Wednesday, May 2nd, 2007 at 8:13 pm in Uncategorized.
On Monday, the Peninsula Health Care District appointed Cheryl Fama as its executive director. It is a newly created position for the district, which owns the land on which Burlingame’s Peninsula Medical Center is built.
Fama, who was president and chief executive officer of St. Francis Memorial Hospital in San Francisco since 2001, will help the district manage its assets and work on improving health care programs throughout the district, which includes Burlingame, Millbrae, San Mateo and surrounding areas.
The appointment comes after voters passed Measure V in August, which authorized hospital operator Mills-Peninsula Health Services to build a new $488 million facility up to seismic snuff.

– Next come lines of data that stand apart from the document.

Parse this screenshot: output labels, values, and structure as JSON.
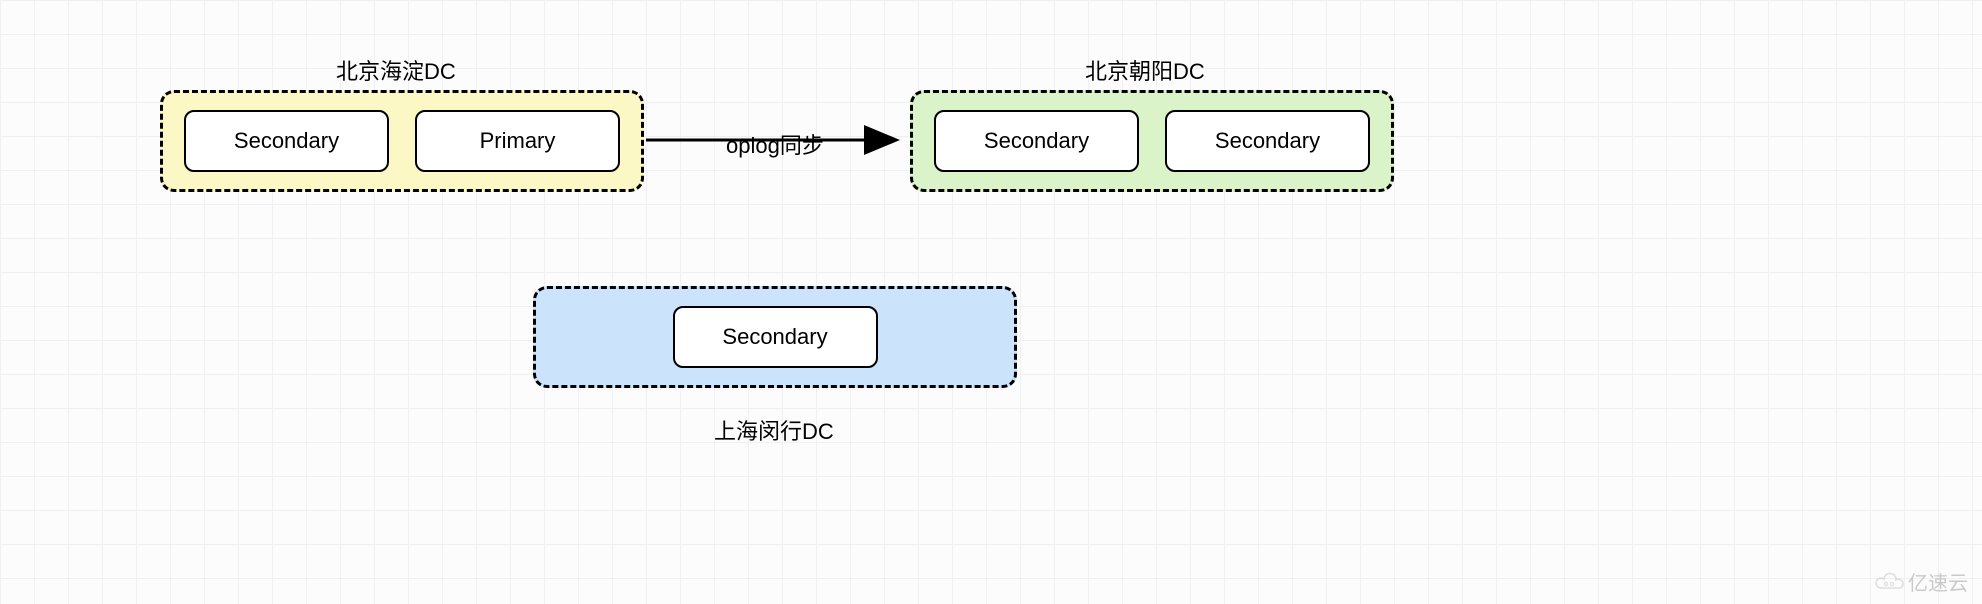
{
  "dc1": {
    "title": "北京海淀DC",
    "nodes": [
      "Secondary",
      "Primary"
    ]
  },
  "dc2": {
    "title": "北京朝阳DC",
    "nodes": [
      "Secondary",
      "Secondary"
    ]
  },
  "dc3": {
    "title": "上海闵行DC",
    "nodes": [
      "Secondary"
    ]
  },
  "arrow_label": "oplog同步",
  "watermark": "亿速云"
}
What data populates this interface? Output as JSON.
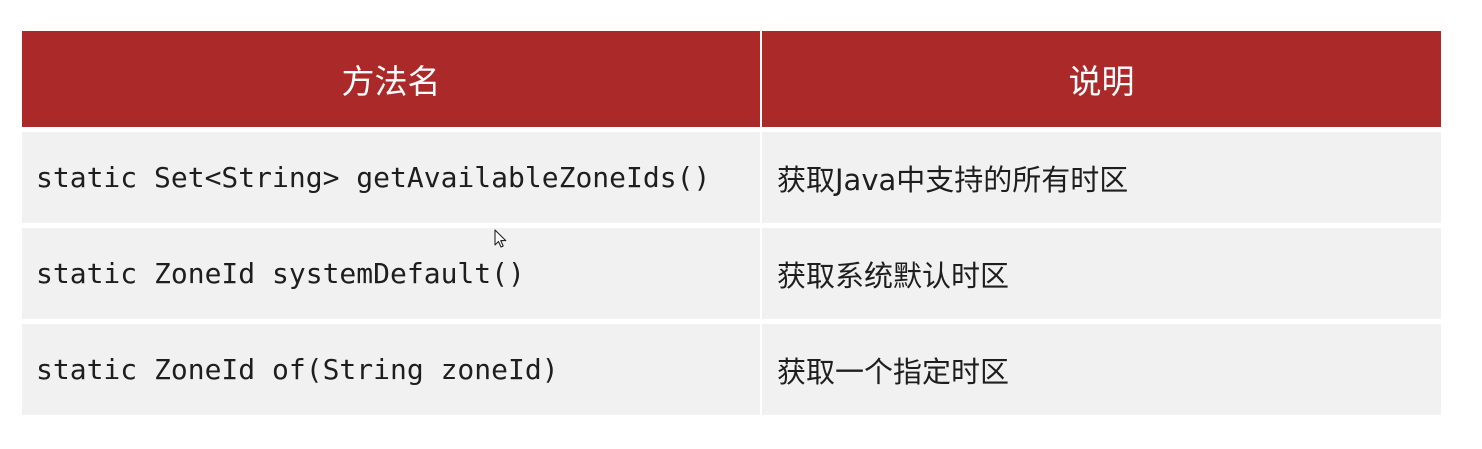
{
  "table": {
    "headers": [
      "方法名",
      "说明"
    ],
    "rows": [
      {
        "method": "static Set<String> getAvailableZoneIds()",
        "description": "获取Java中支持的所有时区"
      },
      {
        "method": "static ZoneId systemDefault()",
        "description": "获取系统默认时区"
      },
      {
        "method": "static ZoneId of(String zoneId)",
        "description": "获取一个指定时区"
      }
    ]
  },
  "colors": {
    "header_bg": "#ab2a29",
    "header_text": "#ffffff",
    "row_bg": "#f1f1f1"
  },
  "icons": {
    "cursor": "mouse-pointer-icon"
  }
}
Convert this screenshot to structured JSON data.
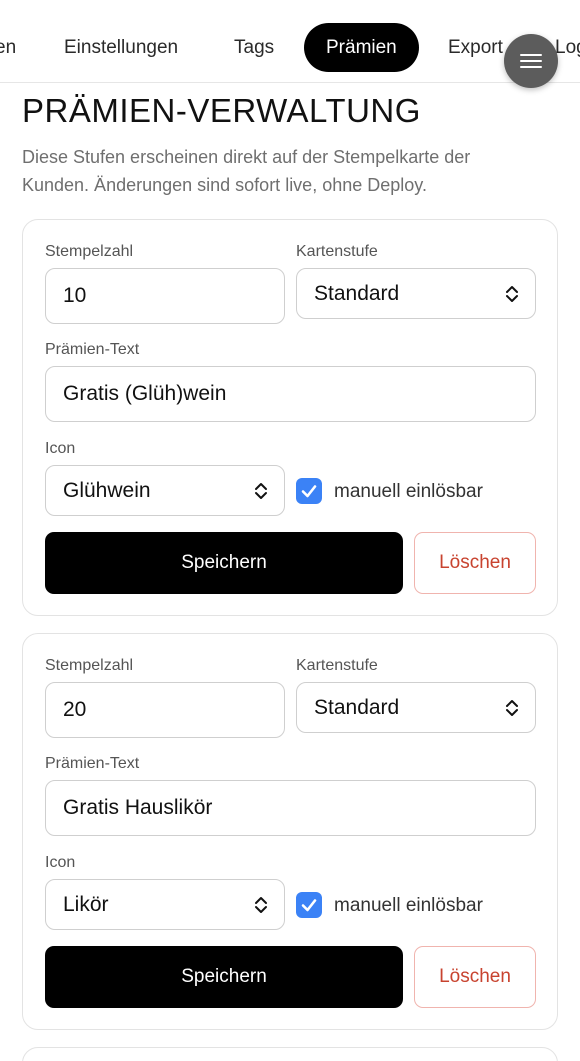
{
  "nav": {
    "tabs": [
      "en",
      "Einstellungen",
      "Tags",
      "Prämien",
      "Export",
      "Log"
    ],
    "active_tab": "Prämien"
  },
  "page": {
    "title": "PRÄMIEN-VERWALTUNG",
    "description": "Diese Stufen erscheinen direkt auf der Stempelkarte der Kunden. Änderungen sind sofort live, ohne Deploy."
  },
  "labels": {
    "stamps": "Stempelzahl",
    "tier": "Kartenstufe",
    "reward_text": "Prämien-Text",
    "icon": "Icon",
    "manual": "manuell einlösbar",
    "save": "Speichern",
    "delete": "Löschen"
  },
  "rewards": [
    {
      "stamps": "10",
      "tier": "Standard",
      "text": "Gratis (Glüh)wein",
      "icon": "Glühwein",
      "manual": true
    },
    {
      "stamps": "20",
      "tier": "Standard",
      "text": "Gratis Hauslikör",
      "icon": "Likör",
      "manual": true
    }
  ],
  "colors": {
    "accent": "#3b82f6",
    "danger": "#c8432f",
    "primary": "#000000"
  }
}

Now, said district spokesman Adam Alberti, the district has shifted its priorities, which partly explains the reason behind Fama’s hiring.

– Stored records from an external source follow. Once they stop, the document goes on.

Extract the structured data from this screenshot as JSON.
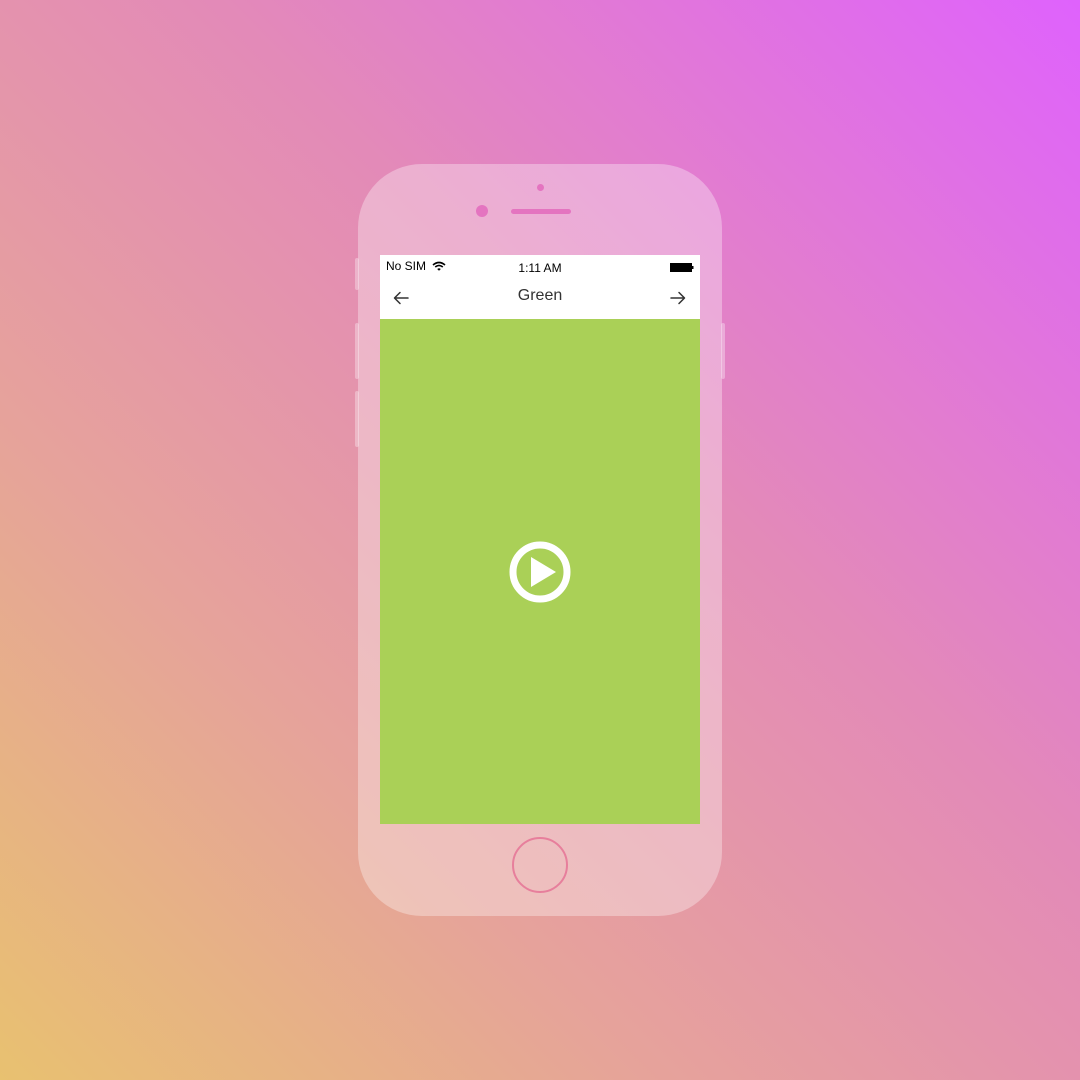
{
  "status_bar": {
    "carrier": "No SIM",
    "time": "1:11 AM",
    "wifi_icon": "wifi-icon",
    "battery_icon": "battery-full-icon"
  },
  "nav_bar": {
    "title": "Green",
    "back_icon": "arrow-left-icon",
    "forward_icon": "arrow-right-icon"
  },
  "content": {
    "background_color": "#aad057",
    "play_icon": "play-circle-icon"
  },
  "colors": {
    "accent_pink": "#e474c0",
    "home_ring": "#e77f9c",
    "play_white": "#ffffff"
  }
}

“During that time the district was very focused on its infrastructure needs,” Alberti said. “Post Measure V, having satisfied the foreseeable need to spend time concerned about infrastructure, the district took a strategic plan approach to look at the other part of its mission: the health care of its residents.”

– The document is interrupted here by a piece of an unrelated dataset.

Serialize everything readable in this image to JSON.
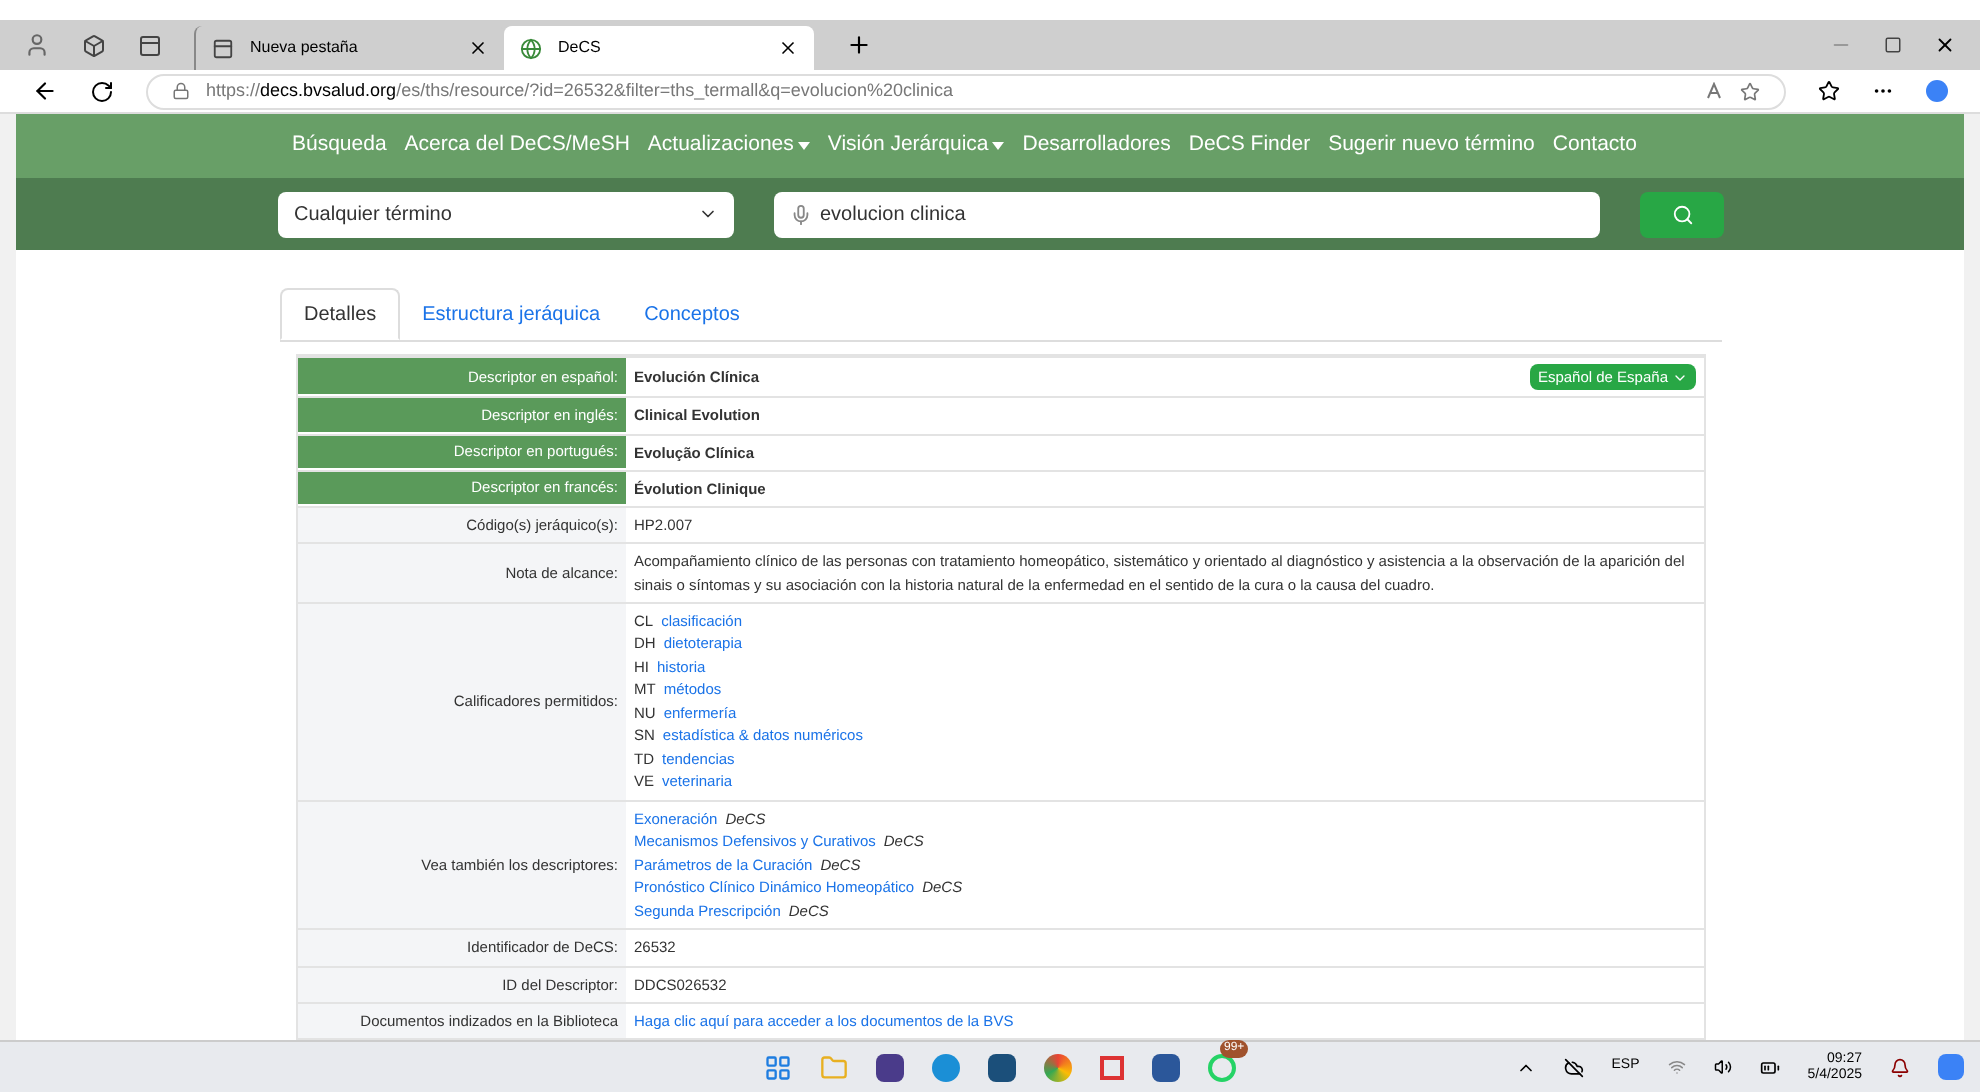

The district has spent the last eight months examining community needs, hosting public forums and otherwise trying to figure out just what, exactly, it should to be doing with the taxpayers’ money that keeps it humming. Among the districts’ realizations, Alberti said, was a need for locally-based wellness programs, in cooperation with other non-profit and health agencies, that can tackle community health issues like obesity and mental illness.
Meanwhile, some elected officials in San Mateo County have questioned whether the districts are necessary at all. Supervisor Jerry Hill, who recently participated in the Local Agency Formation Commission’s state-mandated review of the county’s health care districts, opined that it may be necessary to re-examine “what the real function of the districts is” in light of changes to health-care delivery systems.
Alberti, however, says the districts have demonstrated that they provide real value, and hiring a executive director will help them deliver on that end. Previously, all the district had to care for its daily affairs was Maureen Mignacco-Dutil, a secretary who recently retired. The district’s board of directors meetings just once a month and is comprised of volunteers who otherwise have lives or day jobs.
“Really, they needed more of an executive director to help them with their infrastructure and their lease agreement and then focus attention to wellness programs,” Alberti said. “In order to be effective, you need someone to focus on the day-to-day.”
Fama holds a master’s degree in public administration and a B.S. in nursing, both from the University of San Francisco.